=== Section Start ===
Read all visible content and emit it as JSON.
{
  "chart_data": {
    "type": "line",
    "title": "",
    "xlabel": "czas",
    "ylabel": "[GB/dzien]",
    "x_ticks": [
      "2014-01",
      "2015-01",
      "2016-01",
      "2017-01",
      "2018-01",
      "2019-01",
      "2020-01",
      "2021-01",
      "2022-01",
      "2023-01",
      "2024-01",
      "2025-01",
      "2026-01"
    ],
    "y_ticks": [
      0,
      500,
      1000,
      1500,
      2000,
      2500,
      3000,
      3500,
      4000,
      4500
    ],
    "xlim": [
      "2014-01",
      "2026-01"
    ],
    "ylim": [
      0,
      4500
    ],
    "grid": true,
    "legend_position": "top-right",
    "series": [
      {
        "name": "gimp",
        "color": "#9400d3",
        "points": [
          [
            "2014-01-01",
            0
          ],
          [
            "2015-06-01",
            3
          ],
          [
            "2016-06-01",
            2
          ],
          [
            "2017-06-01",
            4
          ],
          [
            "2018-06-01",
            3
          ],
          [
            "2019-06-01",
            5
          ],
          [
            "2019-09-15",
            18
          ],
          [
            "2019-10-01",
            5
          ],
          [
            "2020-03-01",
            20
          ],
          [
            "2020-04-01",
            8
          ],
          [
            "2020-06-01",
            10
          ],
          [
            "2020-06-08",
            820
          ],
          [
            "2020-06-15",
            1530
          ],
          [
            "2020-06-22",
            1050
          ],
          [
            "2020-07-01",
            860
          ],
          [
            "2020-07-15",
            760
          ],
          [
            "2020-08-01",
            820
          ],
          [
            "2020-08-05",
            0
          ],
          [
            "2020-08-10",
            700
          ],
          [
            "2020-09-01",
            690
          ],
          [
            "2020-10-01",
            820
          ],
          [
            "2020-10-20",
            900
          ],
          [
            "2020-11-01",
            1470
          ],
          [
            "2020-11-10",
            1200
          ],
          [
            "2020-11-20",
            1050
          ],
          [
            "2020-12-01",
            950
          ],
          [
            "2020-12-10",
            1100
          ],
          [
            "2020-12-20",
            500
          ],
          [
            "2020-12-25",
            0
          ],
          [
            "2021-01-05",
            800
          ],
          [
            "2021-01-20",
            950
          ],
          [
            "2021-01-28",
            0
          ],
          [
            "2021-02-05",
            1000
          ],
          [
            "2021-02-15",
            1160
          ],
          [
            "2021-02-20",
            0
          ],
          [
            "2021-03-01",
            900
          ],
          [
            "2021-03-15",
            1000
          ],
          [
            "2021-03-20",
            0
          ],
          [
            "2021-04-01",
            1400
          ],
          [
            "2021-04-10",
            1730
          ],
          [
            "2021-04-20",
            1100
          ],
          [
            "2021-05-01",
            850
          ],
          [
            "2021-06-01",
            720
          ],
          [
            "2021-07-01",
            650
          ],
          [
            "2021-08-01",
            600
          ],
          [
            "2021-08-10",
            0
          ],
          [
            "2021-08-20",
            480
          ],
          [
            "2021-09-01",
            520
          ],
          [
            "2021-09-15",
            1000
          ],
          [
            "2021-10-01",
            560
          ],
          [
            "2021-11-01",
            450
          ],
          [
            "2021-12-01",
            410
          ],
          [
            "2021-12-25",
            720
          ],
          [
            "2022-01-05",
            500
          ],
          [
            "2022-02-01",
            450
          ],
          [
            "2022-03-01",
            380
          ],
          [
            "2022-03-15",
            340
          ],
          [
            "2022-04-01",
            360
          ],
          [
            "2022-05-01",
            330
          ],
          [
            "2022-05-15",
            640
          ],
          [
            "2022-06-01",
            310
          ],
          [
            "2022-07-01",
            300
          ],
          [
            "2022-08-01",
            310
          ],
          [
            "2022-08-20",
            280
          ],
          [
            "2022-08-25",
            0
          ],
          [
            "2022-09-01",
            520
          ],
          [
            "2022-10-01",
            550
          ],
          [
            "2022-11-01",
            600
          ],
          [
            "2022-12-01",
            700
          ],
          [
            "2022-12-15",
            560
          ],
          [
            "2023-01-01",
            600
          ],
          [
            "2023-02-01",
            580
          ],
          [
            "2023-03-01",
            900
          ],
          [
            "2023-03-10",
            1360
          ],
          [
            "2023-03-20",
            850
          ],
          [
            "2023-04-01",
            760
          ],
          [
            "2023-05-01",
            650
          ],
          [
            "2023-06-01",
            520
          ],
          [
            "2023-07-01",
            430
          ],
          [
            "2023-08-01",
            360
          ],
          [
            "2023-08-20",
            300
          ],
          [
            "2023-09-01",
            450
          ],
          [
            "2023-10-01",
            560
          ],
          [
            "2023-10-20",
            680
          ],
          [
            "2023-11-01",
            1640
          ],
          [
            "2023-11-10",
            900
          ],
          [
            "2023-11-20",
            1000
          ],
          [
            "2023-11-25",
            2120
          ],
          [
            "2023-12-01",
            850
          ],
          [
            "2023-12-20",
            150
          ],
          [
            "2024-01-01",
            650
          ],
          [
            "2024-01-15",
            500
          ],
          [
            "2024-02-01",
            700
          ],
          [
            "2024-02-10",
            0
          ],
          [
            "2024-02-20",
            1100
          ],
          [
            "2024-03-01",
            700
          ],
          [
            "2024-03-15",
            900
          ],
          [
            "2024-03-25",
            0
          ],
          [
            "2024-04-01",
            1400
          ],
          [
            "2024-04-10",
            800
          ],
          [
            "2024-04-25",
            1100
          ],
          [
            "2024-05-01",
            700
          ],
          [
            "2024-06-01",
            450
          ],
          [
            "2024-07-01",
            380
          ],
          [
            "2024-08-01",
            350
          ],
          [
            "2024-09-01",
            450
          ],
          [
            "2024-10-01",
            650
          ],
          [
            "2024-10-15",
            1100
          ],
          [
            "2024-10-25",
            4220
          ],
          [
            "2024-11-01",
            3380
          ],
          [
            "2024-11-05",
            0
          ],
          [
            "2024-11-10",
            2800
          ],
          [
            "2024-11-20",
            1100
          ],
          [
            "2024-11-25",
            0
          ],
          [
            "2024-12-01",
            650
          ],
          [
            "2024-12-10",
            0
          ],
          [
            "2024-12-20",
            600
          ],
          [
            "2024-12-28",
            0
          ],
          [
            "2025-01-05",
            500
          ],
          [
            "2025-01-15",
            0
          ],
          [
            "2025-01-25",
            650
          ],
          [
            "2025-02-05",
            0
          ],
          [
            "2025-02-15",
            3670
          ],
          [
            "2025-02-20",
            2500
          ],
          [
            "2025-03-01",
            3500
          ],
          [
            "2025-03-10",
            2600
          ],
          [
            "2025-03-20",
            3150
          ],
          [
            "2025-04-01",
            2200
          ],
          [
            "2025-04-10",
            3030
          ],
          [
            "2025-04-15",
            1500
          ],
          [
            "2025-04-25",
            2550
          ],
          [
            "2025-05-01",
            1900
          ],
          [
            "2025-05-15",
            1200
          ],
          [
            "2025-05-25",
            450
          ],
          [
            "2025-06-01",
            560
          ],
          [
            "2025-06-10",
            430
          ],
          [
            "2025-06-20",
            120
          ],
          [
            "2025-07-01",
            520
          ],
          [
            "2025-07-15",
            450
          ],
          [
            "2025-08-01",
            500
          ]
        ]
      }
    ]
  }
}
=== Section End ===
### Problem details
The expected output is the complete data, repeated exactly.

### Output for this task
Read all visible content and emit it as JSON.
{
  "chart_data": {
    "type": "line",
    "title": "",
    "xlabel": "czas",
    "ylabel": "[GB/dzien]",
    "x_ticks": [
      "2014-01",
      "2015-01",
      "2016-01",
      "2017-01",
      "2018-01",
      "2019-01",
      "2020-01",
      "2021-01",
      "2022-01",
      "2023-01",
      "2024-01",
      "2025-01",
      "2026-01"
    ],
    "y_ticks": [
      0,
      500,
      1000,
      1500,
      2000,
      2500,
      3000,
      3500,
      4000,
      4500
    ],
    "xlim": [
      "2014-01",
      "2026-01"
    ],
    "ylim": [
      0,
      4500
    ],
    "grid": true,
    "legend_position": "top-right",
    "series": [
      {
        "name": "gimp",
        "color": "#9400d3",
        "points": [
          [
            "2014-01-01",
            0
          ],
          [
            "2015-06-01",
            3
          ],
          [
            "2016-06-01",
            2
          ],
          [
            "2017-06-01",
            4
          ],
          [
            "2018-06-01",
            3
          ],
          [
            "2019-06-01",
            5
          ],
          [
            "2019-09-15",
            18
          ],
          [
            "2019-10-01",
            5
          ],
          [
            "2020-03-01",
            20
          ],
          [
            "2020-04-01",
            8
          ],
          [
            "2020-06-01",
            10
          ],
          [
            "2020-06-08",
            820
          ],
          [
            "2020-06-15",
            1530
          ],
          [
            "2020-06-22",
            1050
          ],
          [
            "2020-07-01",
            860
          ],
          [
            "2020-07-15",
            760
          ],
          [
            "2020-08-01",
            820
          ],
          [
            "2020-08-05",
            0
          ],
          [
            "2020-08-10",
            700
          ],
          [
            "2020-09-01",
            690
          ],
          [
            "2020-10-01",
            820
          ],
          [
            "2020-10-20",
            900
          ],
          [
            "2020-11-01",
            1470
          ],
          [
            "2020-11-10",
            1200
          ],
          [
            "2020-11-20",
            1050
          ],
          [
            "2020-12-01",
            950
          ],
          [
            "2020-12-10",
            1100
          ],
          [
            "2020-12-20",
            500
          ],
          [
            "2020-12-25",
            0
          ],
          [
            "2021-01-05",
            800
          ],
          [
            "2021-01-20",
            950
          ],
          [
            "2021-01-28",
            0
          ],
          [
            "2021-02-05",
            1000
          ],
          [
            "2021-02-15",
            1160
          ],
          [
            "2021-02-20",
            0
          ],
          [
            "2021-03-01",
            900
          ],
          [
            "2021-03-15",
            1000
          ],
          [
            "2021-03-20",
            0
          ],
          [
            "2021-04-01",
            1400
          ],
          [
            "2021-04-10",
            1730
          ],
          [
            "2021-04-20",
            1100
          ],
          [
            "2021-05-01",
            850
          ],
          [
            "2021-06-01",
            720
          ],
          [
            "2021-07-01",
            650
          ],
          [
            "2021-08-01",
            600
          ],
          [
            "2021-08-10",
            0
          ],
          [
            "2021-08-20",
            480
          ],
          [
            "2021-09-01",
            520
          ],
          [
            "2021-09-15",
            1000
          ],
          [
            "2021-10-01",
            560
          ],
          [
            "2021-11-01",
            450
          ],
          [
            "2021-12-01",
            410
          ],
          [
            "2021-12-25",
            720
          ],
          [
            "2022-01-05",
            500
          ],
          [
            "2022-02-01",
            450
          ],
          [
            "2022-03-01",
            380
          ],
          [
            "2022-03-15",
            340
          ],
          [
            "2022-04-01",
            360
          ],
          [
            "2022-05-01",
            330
          ],
          [
            "2022-05-15",
            640
          ],
          [
            "2022-06-01",
            310
          ],
          [
            "2022-07-01",
            300
          ],
          [
            "2022-08-01",
            310
          ],
          [
            "2022-08-20",
            280
          ],
          [
            "2022-08-25",
            0
          ],
          [
            "2022-09-01",
            520
          ],
          [
            "2022-10-01",
            550
          ],
          [
            "2022-11-01",
            600
          ],
          [
            "2022-12-01",
            700
          ],
          [
            "2022-12-15",
            560
          ],
          [
            "2023-01-01",
            600
          ],
          [
            "2023-02-01",
            580
          ],
          [
            "2023-03-01",
            900
          ],
          [
            "2023-03-10",
            1360
          ],
          [
            "2023-03-20",
            850
          ],
          [
            "2023-04-01",
            760
          ],
          [
            "2023-05-01",
            650
          ],
          [
            "2023-06-01",
            520
          ],
          [
            "2023-07-01",
            430
          ],
          [
            "2023-08-01",
            360
          ],
          [
            "2023-08-20",
            300
          ],
          [
            "2023-09-01",
            450
          ],
          [
            "2023-10-01",
            560
          ],
          [
            "2023-10-20",
            680
          ],
          [
            "2023-11-01",
            1640
          ],
          [
            "2023-11-10",
            900
          ],
          [
            "2023-11-20",
            1000
          ],
          [
            "2023-11-25",
            2120
          ],
          [
            "2023-12-01",
            850
          ],
          [
            "2023-12-20",
            150
          ],
          [
            "2024-01-01",
            650
          ],
          [
            "2024-01-15",
            500
          ],
          [
            "2024-02-01",
            700
          ],
          [
            "2024-02-10",
            0
          ],
          [
            "2024-02-20",
            1100
          ],
          [
            "2024-03-01",
            700
          ],
          [
            "2024-03-15",
            900
          ],
          [
            "2024-03-25",
            0
          ],
          [
            "2024-04-01",
            1400
          ],
          [
            "2024-04-10",
            800
          ],
          [
            "2024-04-25",
            1100
          ],
          [
            "2024-05-01",
            700
          ],
          [
            "2024-06-01",
            450
          ],
          [
            "2024-07-01",
            380
          ],
          [
            "2024-08-01",
            350
          ],
          [
            "2024-09-01",
            450
          ],
          [
            "2024-10-01",
            650
          ],
          [
            "2024-10-15",
            1100
          ],
          [
            "2024-10-25",
            4220
          ],
          [
            "2024-11-01",
            3380
          ],
          [
            "2024-11-05",
            0
          ],
          [
            "2024-11-10",
            2800
          ],
          [
            "2024-11-20",
            1100
          ],
          [
            "2024-11-25",
            0
          ],
          [
            "2024-12-01",
            650
          ],
          [
            "2024-12-10",
            0
          ],
          [
            "2024-12-20",
            600
          ],
          [
            "2024-12-28",
            0
          ],
          [
            "2025-01-05",
            500
          ],
          [
            "2025-01-15",
            0
          ],
          [
            "2025-01-25",
            650
          ],
          [
            "2025-02-05",
            0
          ],
          [
            "2025-02-15",
            3670
          ],
          [
            "2025-02-20",
            2500
          ],
          [
            "2025-03-01",
            3500
          ],
          [
            "2025-03-10",
            2600
          ],
          [
            "2025-03-20",
            3150
          ],
          [
            "2025-04-01",
            2200
          ],
          [
            "2025-04-10",
            3030
          ],
          [
            "2025-04-15",
            1500
          ],
          [
            "2025-04-25",
            2550
          ],
          [
            "2025-05-01",
            1900
          ],
          [
            "2025-05-15",
            1200
          ],
          [
            "2025-05-25",
            450
          ],
          [
            "2025-06-01",
            560
          ],
          [
            "2025-06-10",
            430
          ],
          [
            "2025-06-20",
            120
          ],
          [
            "2025-07-01",
            520
          ],
          [
            "2025-07-15",
            450
          ],
          [
            "2025-08-01",
            500
          ]
        ]
      }
    ]
  }
}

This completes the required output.